Far from leading to a Tokyo-based whiz kid using the name "Satoshi Nakamoto" as a cipher or pseudonym (a story repeated by everyone from Bitcoin's rabid fans to The New Yorker), the trail followed by Newsweek led to a 64-year-old Japanese-American man whose name really is Satoshi Nakamoto. He is someone with a penchant for collecting model trains and a career shrouded in secrecy, having done classified work for major corporations and the U.S. military.
Nakamoto was hiding in the same way the author Thomas Pynchon was "hiding" - in plain sight. He used a slightly different name in his work life, but Nakamoto wasn't in deep cover. Kudos to Newsweek's Leah McGrath Goodwin for doing the work to find him. He lives in Temple City, California and came to the U.S. as a child:
Descended from Samurai and the son of a Buddhist priest, Nakamoto was born in July 1949 in the city of Beppu, Japan, where he was brought up poor in the Buddhist tradition by his mother, Akiko. In 1959, after a divorce and remarriage, she immigrated to California, taking her three sons with her. Now age 93, she lives with Nakamoto in Temple City.
Like all great Americans, he lived for a while in New Jersey, where he worked for RCA in Camden. He also worked for the FAA, Hughes Aircraft, and a bunch of other firms. He also did defense contract work.
And yes, he is a libertarian whose own family didn't suspect him of being the inventor of the world's leading alt-currency.
A libertarian, Nakamoto encouraged his daughter to be independent, start her own business and "not be under the government's thumb," she says. "He was very wary of the government, taxes and people in charge."...

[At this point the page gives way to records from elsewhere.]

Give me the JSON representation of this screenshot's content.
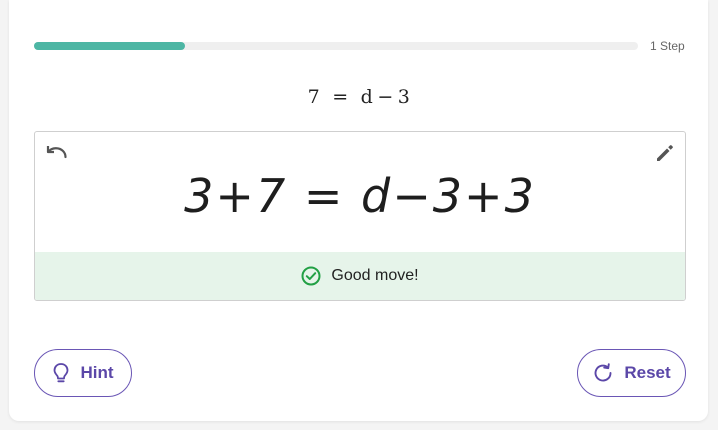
{
  "progress": {
    "fraction": 0.25,
    "label": "1 Step",
    "color": "#4db6a4"
  },
  "problem": {
    "left": "7",
    "equals": "=",
    "right_var": "d",
    "minus": "−",
    "right_num": "3"
  },
  "work": {
    "expression": "3+7 = d−3+3"
  },
  "feedback": {
    "text": "Good move!",
    "color": "#22a045"
  },
  "buttons": {
    "hint_label": "Hint",
    "reset_label": "Reset",
    "accent": "#5b47a8"
  },
  "icons": {
    "undo": "undo-icon",
    "edit": "pencil-icon",
    "check": "check-circle-icon",
    "hint": "lightbulb-icon",
    "reset": "refresh-icon"
  }
}
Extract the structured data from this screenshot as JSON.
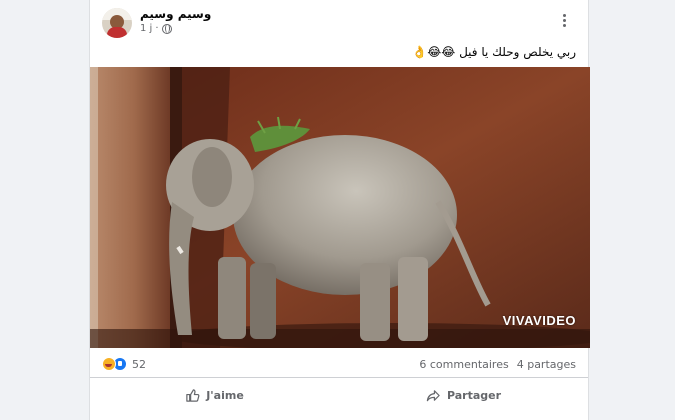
{
  "post": {
    "author_name": "وسيم وسيم",
    "timestamp": "1 j",
    "separator": "·",
    "privacy_icon": "globe-icon",
    "text": "ربي يخلص وحلك يا فيل 😂😂👌",
    "photo_watermark": "VIVAVIDEO",
    "reactions": {
      "icons": [
        "haha-reaction-icon",
        "like-reaction-icon"
      ],
      "count": "52"
    },
    "comments_label": "6 commentaires",
    "shares_label": "4 partages"
  },
  "actions": {
    "like_label": "J'aime",
    "share_label": "Partager"
  },
  "colors": {
    "page_bg": "#f0f2f5",
    "card_bg": "#ffffff",
    "secondary_text": "#65676b",
    "like_blue": "#1877f2",
    "haha_yellow": "#f7b125"
  }
}
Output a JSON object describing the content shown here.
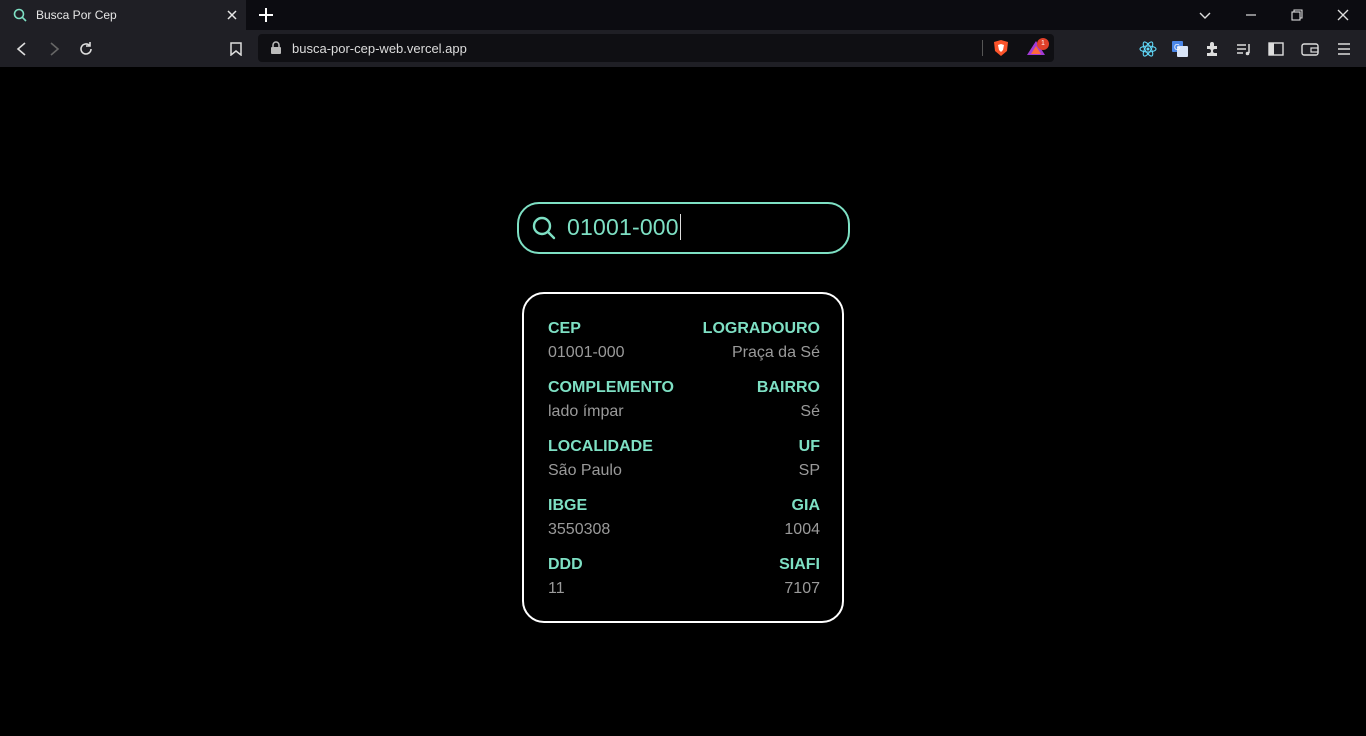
{
  "browser": {
    "tab_title": "Busca Por Cep",
    "url": "busca-por-cep-web.vercel.app",
    "rewards_badge": "1"
  },
  "search": {
    "value": "01001-000"
  },
  "result": {
    "rows": [
      {
        "left": {
          "label": "CEP",
          "value": "01001-000"
        },
        "right": {
          "label": "LOGRADOURO",
          "value": "Praça da Sé"
        }
      },
      {
        "left": {
          "label": "COMPLEMENTO",
          "value": "lado ímpar"
        },
        "right": {
          "label": "BAIRRO",
          "value": "Sé"
        }
      },
      {
        "left": {
          "label": "LOCALIDADE",
          "value": "São Paulo"
        },
        "right": {
          "label": "UF",
          "value": "SP"
        }
      },
      {
        "left": {
          "label": "IBGE",
          "value": "3550308"
        },
        "right": {
          "label": "GIA",
          "value": "1004"
        }
      },
      {
        "left": {
          "label": "DDD",
          "value": "11"
        },
        "right": {
          "label": "SIAFI",
          "value": "7107"
        }
      }
    ]
  },
  "colors": {
    "accent": "#7ee0c4",
    "value_text": "#9a9a9a",
    "background": "#000000"
  }
}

Calling the possibility her father could also be the father of Bitcoin "flabbergasting," Ilene Mitchell says she isn't surprised her father would choose to stay under cover if he was the man behind this venture, especially as he is currently concerned about his health.
"He is very wary of government interference in general," she says. "When I was little, there was a game we used to play. He would say, 'Pretend the government agencies are coming after you.' And I would hide in the closet."
Updated 5:30 PM ET: Via the Twitter feed of Declan McCullagh comes this image comparing a letter written by Dorian Nakamoto (the legal name of the man named above as the creator of Bitcoin) and an announcement of Bitcoin's founding theoretical document, as compiled by email@example.com mailing list. Right-click on image below and choose "open image in new tab" to read full text or go here.
Nakamoto, reports The Los Angeles Times, says, "I'm not involved in Bitcoin."
Here's an Instagram of him saying that: